Aim of the exercise:
If a line in the data below includes the string "food", please return a copy of it.

(Task input Opens)

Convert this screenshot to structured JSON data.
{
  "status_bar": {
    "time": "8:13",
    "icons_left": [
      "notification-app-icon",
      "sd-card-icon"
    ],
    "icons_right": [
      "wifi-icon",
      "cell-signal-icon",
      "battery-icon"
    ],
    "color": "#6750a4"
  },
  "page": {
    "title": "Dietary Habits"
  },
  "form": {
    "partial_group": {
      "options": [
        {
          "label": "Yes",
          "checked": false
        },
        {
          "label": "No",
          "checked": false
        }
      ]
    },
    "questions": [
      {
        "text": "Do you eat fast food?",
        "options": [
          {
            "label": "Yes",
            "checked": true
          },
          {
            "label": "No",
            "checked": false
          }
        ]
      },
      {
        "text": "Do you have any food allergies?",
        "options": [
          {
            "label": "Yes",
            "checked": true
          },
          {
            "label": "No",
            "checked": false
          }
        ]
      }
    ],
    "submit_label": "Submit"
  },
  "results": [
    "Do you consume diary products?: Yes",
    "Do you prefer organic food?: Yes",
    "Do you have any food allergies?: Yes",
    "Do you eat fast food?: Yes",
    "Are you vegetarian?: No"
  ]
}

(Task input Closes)
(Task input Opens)

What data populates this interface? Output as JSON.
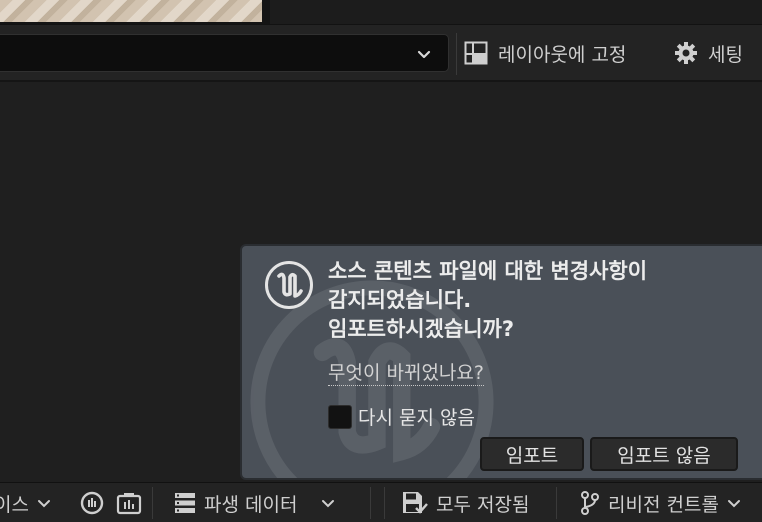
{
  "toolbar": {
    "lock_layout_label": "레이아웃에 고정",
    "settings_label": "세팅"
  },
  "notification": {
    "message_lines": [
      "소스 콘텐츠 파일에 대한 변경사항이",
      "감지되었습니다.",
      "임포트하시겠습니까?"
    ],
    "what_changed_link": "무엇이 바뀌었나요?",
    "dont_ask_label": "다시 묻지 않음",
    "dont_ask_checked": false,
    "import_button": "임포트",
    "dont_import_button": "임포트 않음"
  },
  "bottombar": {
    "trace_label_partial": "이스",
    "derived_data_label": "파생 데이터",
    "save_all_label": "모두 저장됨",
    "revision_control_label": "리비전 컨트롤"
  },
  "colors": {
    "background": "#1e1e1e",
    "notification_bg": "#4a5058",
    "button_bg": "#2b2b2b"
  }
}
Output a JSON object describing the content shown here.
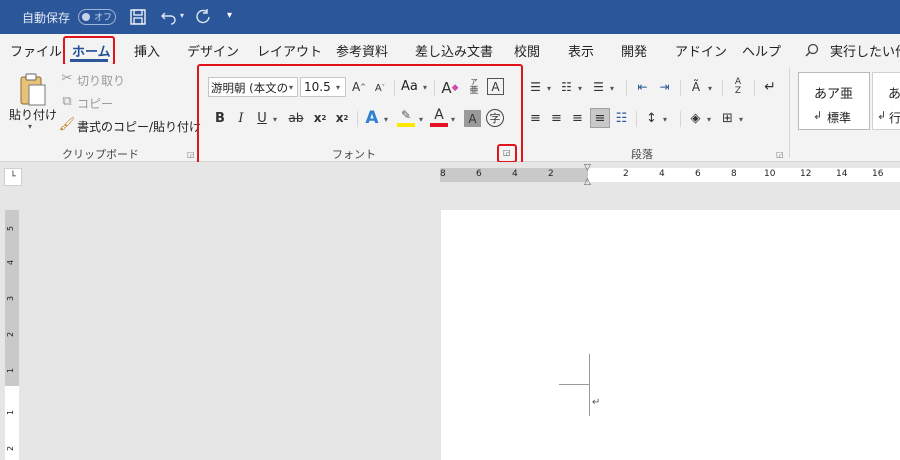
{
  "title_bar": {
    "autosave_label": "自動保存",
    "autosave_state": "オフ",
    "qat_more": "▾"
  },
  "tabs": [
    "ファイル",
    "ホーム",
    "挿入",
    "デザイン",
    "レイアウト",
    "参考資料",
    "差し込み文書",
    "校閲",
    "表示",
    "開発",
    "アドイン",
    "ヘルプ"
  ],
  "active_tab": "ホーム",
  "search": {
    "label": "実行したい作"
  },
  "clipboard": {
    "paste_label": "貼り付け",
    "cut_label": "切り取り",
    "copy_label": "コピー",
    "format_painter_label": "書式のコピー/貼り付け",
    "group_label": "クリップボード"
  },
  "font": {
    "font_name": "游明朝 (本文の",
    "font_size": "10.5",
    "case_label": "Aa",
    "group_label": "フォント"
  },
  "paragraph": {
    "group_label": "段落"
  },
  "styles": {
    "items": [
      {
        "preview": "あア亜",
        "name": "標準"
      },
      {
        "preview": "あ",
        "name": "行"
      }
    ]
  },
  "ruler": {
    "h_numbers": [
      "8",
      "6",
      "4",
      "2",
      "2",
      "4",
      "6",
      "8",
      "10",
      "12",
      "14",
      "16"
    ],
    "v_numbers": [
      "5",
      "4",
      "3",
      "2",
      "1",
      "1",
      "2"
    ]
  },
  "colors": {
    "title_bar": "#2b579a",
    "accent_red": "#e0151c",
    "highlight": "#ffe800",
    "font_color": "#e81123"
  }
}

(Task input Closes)
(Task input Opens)

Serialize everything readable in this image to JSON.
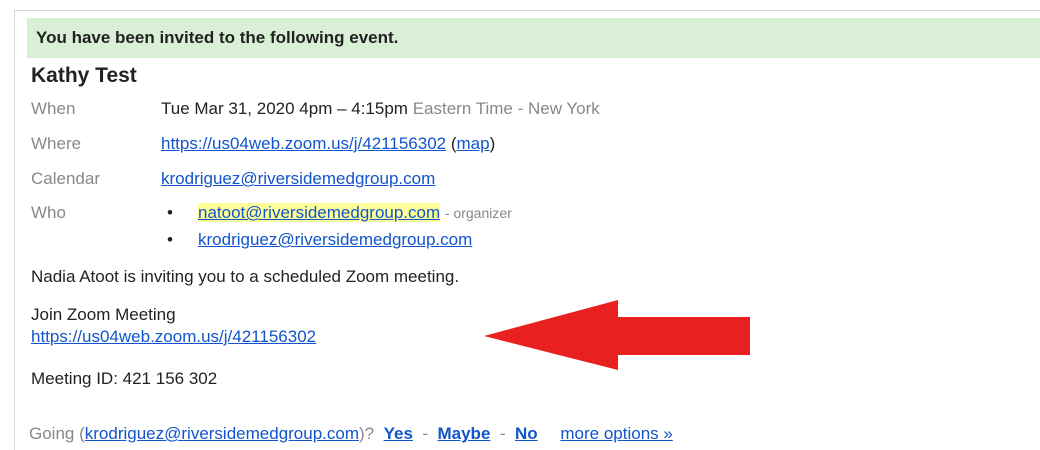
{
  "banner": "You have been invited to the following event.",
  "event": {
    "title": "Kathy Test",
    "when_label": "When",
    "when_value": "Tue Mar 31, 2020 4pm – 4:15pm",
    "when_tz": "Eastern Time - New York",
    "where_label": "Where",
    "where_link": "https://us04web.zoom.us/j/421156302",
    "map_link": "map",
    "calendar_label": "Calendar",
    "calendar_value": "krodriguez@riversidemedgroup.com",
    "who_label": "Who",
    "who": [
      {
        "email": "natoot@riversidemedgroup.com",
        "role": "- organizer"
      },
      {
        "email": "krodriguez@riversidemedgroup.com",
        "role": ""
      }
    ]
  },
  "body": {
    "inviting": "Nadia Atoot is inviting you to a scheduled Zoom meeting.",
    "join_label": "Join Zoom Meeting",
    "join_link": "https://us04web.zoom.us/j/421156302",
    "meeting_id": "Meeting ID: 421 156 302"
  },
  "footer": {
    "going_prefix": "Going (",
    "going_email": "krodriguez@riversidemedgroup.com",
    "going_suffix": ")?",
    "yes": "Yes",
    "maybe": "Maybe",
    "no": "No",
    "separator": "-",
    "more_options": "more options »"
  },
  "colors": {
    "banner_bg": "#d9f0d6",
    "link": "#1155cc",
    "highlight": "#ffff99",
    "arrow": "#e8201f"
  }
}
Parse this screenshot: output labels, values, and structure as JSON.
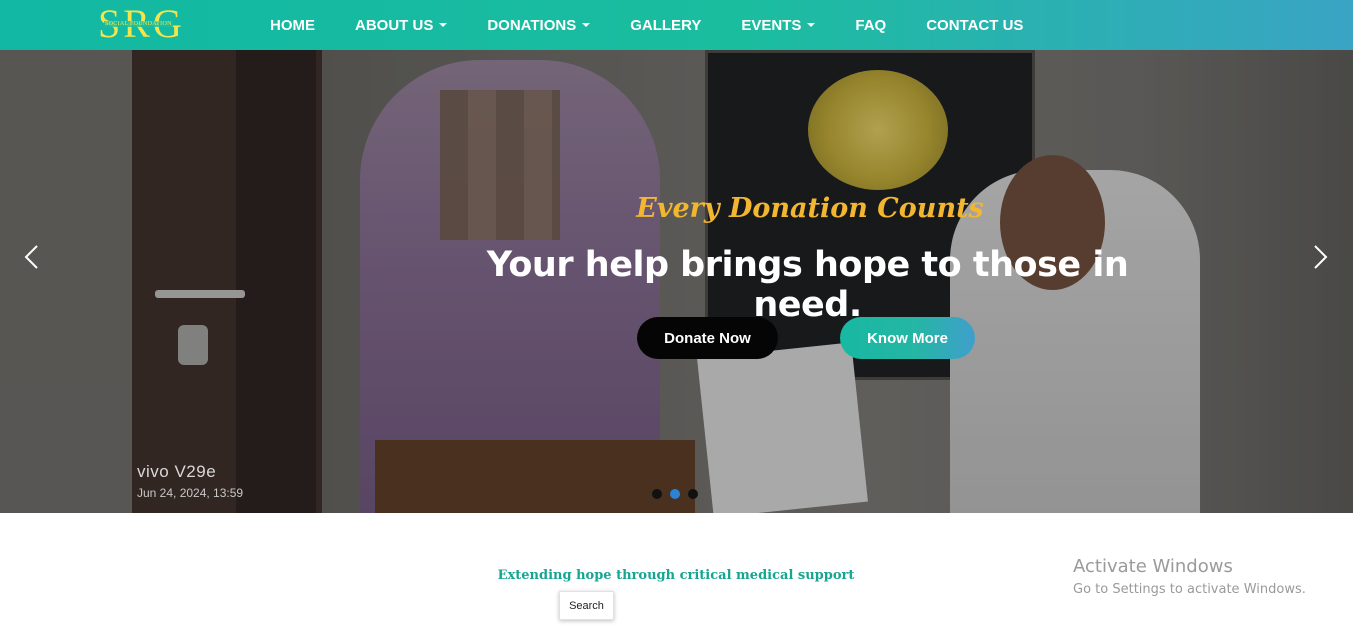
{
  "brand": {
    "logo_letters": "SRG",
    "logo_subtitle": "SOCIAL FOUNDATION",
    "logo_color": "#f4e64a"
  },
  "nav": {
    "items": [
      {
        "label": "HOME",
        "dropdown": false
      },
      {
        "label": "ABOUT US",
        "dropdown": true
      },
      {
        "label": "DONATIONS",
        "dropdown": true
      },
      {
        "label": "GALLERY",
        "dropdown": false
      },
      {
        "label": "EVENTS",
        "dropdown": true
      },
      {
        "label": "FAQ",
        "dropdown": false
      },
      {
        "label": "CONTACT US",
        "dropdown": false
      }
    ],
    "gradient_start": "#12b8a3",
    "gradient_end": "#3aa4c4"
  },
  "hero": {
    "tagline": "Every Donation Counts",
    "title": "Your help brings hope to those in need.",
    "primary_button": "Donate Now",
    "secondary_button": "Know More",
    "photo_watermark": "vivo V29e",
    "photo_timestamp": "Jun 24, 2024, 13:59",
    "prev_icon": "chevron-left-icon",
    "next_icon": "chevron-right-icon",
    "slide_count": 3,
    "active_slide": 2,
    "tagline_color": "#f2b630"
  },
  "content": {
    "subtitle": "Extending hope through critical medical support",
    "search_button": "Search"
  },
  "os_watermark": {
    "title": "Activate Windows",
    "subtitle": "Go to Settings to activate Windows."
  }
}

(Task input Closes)

Result:
        "text": "Do you eat fast food?",
        "text": "Do you have any food allergies?",
    "Do you prefer organic food?: Yes",
    "Do you have any food allergies?: Yes",
    "Do you eat fast food?: Yes",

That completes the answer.